The aircraft is made from composites and aluminium with aircraft fabric covering. Its 30.3 ft (9.2 m) span wing has an area of 196 sq ft (18.2 m2). The aircraft's recommended engine power range is 80 to 120 hp (60 to 89 kW) and standard engines used include the 100 hp (75 kW) Rotax 912ULS four-stroke powerplant. Construction time from the supplied kit is estimated as 1000 hours.[1]

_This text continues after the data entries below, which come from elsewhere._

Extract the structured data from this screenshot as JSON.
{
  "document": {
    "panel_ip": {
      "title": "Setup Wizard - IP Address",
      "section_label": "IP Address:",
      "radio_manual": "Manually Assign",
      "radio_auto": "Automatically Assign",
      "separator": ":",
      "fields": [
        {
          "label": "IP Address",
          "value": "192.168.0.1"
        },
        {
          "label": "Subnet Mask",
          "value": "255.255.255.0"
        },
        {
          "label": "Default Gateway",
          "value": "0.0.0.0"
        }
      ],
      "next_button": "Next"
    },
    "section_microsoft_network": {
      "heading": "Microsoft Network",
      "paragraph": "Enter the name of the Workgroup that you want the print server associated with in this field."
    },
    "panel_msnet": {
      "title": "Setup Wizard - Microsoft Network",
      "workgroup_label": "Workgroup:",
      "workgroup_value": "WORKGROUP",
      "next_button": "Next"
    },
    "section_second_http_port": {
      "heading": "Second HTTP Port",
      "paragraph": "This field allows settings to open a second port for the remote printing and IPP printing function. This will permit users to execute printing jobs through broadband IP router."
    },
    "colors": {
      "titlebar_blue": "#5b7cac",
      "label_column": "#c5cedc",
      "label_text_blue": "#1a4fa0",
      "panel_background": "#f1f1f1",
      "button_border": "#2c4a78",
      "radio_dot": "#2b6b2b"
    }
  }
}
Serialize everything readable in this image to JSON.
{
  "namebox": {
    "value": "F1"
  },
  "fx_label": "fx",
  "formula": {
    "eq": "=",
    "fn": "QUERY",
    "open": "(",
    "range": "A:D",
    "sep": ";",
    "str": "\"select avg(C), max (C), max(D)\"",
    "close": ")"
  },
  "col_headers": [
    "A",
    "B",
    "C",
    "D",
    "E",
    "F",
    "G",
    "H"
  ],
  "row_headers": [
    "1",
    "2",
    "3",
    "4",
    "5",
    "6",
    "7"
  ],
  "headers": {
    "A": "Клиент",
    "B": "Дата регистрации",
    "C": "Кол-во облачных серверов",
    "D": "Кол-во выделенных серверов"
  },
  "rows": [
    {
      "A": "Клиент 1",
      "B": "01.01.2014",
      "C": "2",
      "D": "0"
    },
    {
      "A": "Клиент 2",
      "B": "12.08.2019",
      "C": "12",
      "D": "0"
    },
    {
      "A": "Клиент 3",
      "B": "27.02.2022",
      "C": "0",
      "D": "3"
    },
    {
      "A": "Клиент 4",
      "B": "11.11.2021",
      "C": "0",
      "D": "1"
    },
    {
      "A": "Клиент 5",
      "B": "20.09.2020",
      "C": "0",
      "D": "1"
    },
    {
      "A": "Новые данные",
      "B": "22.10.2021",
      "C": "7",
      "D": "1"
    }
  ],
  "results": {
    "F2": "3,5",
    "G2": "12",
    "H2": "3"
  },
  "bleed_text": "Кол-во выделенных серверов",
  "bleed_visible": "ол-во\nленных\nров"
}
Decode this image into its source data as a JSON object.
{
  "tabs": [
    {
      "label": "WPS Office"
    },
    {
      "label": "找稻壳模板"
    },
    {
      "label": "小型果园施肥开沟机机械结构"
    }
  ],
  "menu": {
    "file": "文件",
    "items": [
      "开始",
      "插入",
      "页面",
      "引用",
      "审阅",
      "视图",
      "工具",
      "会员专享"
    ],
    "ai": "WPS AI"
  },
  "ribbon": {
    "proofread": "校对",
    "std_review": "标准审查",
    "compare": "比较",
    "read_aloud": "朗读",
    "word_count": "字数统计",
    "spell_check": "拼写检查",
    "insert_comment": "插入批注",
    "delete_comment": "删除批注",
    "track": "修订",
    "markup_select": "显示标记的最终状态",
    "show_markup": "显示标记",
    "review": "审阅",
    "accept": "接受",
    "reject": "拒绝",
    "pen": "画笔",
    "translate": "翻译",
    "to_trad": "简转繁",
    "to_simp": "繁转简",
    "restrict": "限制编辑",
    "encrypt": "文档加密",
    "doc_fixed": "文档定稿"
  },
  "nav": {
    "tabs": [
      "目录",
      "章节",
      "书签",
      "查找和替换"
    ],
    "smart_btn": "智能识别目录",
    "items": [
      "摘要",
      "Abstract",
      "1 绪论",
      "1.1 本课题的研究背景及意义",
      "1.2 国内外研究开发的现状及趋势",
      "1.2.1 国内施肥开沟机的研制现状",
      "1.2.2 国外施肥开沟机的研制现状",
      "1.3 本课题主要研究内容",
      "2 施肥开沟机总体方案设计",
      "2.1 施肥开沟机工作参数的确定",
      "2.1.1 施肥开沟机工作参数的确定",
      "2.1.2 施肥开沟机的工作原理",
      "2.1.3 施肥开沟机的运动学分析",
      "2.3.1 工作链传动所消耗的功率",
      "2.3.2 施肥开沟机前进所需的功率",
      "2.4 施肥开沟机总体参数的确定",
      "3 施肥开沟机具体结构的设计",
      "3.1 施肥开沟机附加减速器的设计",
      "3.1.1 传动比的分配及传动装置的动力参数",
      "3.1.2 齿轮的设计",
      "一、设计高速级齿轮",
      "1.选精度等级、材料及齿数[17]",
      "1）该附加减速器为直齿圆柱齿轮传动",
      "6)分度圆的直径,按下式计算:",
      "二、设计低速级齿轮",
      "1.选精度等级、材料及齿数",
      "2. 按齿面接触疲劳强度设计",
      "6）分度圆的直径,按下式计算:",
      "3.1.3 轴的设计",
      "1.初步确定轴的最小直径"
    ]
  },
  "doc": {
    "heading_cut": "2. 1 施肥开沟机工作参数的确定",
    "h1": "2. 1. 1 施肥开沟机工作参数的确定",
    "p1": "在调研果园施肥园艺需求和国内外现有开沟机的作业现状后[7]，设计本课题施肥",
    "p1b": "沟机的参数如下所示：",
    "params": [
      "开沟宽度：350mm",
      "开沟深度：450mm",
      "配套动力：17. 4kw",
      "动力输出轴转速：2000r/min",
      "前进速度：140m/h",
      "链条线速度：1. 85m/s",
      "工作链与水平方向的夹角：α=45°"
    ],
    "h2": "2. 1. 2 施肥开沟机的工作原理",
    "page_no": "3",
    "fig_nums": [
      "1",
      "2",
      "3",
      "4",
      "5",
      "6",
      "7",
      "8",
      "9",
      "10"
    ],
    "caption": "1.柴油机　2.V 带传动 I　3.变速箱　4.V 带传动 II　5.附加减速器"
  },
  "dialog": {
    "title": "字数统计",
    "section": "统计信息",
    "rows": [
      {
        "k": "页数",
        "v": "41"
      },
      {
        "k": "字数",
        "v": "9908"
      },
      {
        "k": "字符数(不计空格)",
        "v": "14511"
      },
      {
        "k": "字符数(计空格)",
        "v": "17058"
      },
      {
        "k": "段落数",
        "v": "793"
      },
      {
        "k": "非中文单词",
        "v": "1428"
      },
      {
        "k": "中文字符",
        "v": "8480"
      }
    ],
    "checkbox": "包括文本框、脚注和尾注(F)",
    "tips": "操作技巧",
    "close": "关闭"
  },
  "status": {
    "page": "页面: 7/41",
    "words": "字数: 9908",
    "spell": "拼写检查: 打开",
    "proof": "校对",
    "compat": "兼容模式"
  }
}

The company CEO, Hans Schaer, indicated in June 2010 that development of the Sealoon was being delayed by the ongoing Great Recession.[2]

Specifications (Sealoon)[edit]

Data from Kitplanes[1]

General characteristics

  • Crew: one
  • Capacity: one passenger
  • Length: 21.1 ft (6.4 m)
  • Wingspan: 30.3 ft (9.2 m)
  • Wing area: 196 sq ft (18.2 m2)
  • Empty weight: 850 lb (386 kg)
  • Gross weight: 1,430 lb (649 kg)
  • Fuel capacity: 17 U.S. gallons (64 L; 14 imp gal)
  • Powerplant: 1 × Rotax 912ULS four cylinder, liquid and air-cooled, four stroke aircraft engine, 100 hp (75 kW)


  • Cruise speed: 100 mph (161 km/h; 87 kn)
  • Stall speed: 40 mph (64 km/h; 35 kn)
  • Range: 320 mi (278 nmi; 515 km)
  • Rate of climb: 750 ft/min (3.8 m/s)
  • Wing loading: 7.3 lb/sq ft (36 kg/m2)


  1. ^ a b c d Vandermeullen, Richard: 2012 Kit Aircraft Buyer's Guide, Kitplanes, Volume 28, Number 12, December 2011, page 42. Belvoir Publications. ISSN 0891-1851
  2. ^ Schaer, Hans (June 2010). "Amphibian Airplanes of Canada - About Us". Retrieved 14 October 2012. 

External links[edit]